DATA EXTRACT
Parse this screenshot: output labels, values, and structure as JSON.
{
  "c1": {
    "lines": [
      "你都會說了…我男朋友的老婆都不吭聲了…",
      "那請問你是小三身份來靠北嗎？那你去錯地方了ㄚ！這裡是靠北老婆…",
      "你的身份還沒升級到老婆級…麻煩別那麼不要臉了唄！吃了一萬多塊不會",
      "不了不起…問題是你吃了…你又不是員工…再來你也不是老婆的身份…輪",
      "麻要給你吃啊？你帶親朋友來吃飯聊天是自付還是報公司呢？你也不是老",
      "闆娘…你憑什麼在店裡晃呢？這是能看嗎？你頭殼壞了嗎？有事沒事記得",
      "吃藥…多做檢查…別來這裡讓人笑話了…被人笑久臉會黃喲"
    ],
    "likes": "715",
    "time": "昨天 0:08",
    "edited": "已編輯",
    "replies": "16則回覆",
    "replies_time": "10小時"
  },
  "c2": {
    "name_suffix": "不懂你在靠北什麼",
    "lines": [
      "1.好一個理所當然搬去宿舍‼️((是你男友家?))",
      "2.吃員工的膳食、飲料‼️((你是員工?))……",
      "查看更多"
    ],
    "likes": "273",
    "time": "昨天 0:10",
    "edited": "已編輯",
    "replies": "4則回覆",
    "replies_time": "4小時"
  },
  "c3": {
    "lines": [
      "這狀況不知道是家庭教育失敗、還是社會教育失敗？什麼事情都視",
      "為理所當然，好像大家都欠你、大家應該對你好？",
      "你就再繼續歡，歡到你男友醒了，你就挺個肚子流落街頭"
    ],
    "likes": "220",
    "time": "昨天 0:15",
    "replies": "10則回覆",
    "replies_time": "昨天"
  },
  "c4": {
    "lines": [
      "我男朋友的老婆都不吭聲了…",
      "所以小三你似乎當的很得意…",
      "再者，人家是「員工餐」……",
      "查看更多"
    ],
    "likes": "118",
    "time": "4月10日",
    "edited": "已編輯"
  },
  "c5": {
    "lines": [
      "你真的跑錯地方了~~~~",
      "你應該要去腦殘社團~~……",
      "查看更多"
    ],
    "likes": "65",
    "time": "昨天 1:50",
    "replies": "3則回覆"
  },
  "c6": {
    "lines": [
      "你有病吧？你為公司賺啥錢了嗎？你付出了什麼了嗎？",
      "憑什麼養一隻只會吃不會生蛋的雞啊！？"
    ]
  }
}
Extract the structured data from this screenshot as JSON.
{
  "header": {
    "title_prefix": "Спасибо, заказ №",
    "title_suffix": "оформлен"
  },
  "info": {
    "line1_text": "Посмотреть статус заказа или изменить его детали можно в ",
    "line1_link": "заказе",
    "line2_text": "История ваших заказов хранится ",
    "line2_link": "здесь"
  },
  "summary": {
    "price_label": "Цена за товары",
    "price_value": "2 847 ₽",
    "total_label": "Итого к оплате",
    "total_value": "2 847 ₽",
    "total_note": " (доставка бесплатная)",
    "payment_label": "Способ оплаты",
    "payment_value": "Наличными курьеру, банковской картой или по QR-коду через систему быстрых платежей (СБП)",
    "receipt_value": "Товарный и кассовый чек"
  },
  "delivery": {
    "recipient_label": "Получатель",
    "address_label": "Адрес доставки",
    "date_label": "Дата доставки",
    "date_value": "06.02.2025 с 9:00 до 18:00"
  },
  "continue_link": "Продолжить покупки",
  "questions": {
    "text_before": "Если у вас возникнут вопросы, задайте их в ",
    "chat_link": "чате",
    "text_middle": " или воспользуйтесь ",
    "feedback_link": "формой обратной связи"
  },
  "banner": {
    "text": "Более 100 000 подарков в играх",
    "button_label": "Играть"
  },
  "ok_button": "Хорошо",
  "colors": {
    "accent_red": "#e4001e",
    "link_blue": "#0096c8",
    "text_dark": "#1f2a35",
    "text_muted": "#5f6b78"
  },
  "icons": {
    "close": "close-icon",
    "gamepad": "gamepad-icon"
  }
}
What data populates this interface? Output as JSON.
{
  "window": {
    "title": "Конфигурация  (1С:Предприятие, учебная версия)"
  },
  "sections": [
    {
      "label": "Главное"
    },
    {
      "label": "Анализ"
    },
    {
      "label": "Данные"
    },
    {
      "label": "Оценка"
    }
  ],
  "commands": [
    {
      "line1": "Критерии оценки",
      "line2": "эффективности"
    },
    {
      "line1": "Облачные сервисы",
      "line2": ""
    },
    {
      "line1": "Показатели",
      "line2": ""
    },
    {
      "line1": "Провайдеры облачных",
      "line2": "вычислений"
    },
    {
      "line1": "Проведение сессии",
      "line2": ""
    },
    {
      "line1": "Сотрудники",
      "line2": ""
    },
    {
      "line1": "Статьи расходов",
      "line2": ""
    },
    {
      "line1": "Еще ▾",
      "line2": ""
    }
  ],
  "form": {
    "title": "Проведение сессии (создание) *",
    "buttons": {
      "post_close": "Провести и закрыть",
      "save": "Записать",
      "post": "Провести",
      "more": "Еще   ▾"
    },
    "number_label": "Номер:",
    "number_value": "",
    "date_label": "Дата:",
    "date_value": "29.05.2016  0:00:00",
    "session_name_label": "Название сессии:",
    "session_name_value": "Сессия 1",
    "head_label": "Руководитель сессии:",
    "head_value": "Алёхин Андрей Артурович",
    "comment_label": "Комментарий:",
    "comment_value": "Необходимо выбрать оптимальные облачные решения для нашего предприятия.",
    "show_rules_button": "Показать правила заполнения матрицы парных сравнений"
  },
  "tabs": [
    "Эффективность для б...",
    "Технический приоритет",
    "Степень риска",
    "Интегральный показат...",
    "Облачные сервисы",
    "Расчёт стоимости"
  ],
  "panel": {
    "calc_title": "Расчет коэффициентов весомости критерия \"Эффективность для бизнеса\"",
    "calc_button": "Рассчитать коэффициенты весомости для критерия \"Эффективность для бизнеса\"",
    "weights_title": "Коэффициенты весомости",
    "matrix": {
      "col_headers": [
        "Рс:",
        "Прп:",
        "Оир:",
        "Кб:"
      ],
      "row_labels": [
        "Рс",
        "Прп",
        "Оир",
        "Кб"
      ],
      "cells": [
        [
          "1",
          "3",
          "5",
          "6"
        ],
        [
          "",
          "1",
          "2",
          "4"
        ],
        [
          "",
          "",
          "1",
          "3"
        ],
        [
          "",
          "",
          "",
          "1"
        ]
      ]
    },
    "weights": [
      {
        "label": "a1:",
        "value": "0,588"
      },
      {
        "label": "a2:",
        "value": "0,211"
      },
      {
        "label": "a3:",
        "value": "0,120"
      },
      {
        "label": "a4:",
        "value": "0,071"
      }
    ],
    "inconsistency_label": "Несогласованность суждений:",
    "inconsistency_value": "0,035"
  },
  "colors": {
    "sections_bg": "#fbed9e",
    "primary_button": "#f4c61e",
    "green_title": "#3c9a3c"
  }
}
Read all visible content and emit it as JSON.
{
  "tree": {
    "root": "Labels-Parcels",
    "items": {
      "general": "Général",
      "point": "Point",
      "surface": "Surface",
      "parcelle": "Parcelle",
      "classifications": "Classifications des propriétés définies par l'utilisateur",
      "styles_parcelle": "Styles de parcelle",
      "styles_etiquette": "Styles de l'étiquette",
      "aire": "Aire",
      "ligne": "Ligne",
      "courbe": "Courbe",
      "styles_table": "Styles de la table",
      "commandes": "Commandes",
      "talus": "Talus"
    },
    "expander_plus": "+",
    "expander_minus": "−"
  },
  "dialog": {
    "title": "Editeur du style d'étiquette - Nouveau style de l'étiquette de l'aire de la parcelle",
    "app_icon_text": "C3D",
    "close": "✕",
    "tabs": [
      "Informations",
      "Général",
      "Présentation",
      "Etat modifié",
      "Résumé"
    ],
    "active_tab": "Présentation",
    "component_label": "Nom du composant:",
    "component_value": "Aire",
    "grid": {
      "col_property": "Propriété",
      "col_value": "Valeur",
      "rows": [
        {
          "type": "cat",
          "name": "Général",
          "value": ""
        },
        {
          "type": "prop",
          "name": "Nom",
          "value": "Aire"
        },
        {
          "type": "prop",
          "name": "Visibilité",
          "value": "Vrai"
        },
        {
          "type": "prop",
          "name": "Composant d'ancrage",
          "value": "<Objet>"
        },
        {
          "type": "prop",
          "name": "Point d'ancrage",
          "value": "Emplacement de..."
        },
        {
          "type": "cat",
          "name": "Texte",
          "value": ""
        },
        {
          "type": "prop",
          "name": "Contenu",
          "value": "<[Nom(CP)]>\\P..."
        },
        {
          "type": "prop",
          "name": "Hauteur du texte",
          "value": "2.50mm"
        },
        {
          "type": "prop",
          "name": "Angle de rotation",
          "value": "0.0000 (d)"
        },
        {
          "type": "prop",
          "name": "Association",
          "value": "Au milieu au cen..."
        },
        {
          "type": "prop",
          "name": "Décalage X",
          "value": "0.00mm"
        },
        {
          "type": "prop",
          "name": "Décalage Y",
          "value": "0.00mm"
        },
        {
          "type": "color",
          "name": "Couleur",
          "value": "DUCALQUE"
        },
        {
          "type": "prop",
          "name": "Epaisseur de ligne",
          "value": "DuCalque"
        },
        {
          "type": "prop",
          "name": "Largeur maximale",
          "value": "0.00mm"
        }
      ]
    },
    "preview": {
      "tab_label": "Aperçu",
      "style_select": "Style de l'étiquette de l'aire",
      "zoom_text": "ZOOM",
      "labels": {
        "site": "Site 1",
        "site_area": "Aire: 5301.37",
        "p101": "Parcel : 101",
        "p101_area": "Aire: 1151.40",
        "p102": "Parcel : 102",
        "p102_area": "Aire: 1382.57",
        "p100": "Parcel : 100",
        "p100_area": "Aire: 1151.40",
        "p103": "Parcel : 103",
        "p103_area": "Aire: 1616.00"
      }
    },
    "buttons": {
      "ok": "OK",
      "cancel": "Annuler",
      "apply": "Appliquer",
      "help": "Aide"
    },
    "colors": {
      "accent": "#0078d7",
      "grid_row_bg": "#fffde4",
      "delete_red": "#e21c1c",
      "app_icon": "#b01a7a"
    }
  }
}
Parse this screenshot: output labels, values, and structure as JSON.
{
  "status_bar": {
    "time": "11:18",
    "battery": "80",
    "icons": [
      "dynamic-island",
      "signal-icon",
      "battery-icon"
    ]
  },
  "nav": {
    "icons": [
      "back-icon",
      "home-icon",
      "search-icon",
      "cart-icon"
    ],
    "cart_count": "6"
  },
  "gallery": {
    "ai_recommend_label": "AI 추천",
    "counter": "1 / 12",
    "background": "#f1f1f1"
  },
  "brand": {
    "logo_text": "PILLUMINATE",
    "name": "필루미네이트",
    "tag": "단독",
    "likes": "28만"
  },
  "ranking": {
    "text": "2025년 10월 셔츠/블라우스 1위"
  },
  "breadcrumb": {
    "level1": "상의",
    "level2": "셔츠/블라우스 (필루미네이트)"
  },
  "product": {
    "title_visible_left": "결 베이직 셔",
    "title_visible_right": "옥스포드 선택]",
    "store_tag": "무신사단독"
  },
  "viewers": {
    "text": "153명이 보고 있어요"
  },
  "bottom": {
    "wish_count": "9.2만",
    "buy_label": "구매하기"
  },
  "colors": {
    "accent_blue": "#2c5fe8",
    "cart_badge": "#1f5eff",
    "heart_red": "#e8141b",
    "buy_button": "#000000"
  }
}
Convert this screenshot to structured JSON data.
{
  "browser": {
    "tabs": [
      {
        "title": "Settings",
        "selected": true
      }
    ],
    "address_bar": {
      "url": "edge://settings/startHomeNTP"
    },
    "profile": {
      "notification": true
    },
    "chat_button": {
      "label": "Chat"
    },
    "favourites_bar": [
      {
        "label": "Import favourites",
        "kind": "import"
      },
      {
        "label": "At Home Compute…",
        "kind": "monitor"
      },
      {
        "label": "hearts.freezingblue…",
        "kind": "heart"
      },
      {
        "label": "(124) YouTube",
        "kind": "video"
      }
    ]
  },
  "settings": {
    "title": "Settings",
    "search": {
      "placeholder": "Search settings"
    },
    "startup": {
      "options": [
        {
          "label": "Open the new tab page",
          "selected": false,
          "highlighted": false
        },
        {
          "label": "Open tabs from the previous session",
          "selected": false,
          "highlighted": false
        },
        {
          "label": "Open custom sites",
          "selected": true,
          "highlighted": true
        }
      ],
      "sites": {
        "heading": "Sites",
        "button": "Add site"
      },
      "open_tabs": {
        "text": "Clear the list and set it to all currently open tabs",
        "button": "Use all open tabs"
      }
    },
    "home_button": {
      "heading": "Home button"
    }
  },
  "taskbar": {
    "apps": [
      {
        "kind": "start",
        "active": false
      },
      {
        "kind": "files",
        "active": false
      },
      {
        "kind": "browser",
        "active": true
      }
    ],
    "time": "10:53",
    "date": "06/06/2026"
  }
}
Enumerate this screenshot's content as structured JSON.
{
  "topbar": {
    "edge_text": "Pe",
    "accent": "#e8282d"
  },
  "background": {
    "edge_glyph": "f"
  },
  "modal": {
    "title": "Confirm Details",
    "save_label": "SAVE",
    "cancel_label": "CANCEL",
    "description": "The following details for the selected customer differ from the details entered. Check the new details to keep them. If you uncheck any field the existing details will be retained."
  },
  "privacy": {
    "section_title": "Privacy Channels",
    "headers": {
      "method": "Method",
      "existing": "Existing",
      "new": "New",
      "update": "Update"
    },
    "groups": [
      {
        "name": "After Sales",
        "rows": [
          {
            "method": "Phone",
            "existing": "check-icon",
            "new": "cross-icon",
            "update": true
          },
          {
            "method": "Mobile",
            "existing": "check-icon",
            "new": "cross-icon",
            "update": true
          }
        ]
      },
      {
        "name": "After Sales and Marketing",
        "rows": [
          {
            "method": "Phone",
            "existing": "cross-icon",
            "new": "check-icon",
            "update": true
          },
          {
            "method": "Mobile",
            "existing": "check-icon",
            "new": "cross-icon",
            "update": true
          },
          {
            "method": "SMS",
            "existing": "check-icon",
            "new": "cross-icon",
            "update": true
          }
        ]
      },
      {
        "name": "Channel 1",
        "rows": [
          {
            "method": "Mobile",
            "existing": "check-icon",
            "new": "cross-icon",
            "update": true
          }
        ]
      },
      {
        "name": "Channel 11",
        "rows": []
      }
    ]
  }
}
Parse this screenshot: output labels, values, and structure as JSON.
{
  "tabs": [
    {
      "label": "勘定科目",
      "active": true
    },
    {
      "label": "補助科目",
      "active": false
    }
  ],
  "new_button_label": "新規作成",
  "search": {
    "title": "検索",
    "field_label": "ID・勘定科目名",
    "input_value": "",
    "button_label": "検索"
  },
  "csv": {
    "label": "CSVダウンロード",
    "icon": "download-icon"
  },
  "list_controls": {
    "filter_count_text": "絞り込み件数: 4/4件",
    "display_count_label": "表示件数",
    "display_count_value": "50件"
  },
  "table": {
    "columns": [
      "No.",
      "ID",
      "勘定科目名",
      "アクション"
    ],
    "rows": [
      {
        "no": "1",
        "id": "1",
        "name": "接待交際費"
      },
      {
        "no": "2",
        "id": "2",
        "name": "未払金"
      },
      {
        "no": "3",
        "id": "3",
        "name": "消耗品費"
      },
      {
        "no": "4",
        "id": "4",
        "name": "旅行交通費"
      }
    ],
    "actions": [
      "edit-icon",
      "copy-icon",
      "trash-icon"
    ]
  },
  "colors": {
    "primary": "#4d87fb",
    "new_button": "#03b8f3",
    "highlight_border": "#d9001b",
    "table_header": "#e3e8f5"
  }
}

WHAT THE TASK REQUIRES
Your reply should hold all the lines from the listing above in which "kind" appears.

RESPONSE
        "kind": "import"
        "kind": "monitor"
        "kind": "heart"
        "kind": "video"
        "kind": "start",
        "kind": "files",
        "kind": "browser",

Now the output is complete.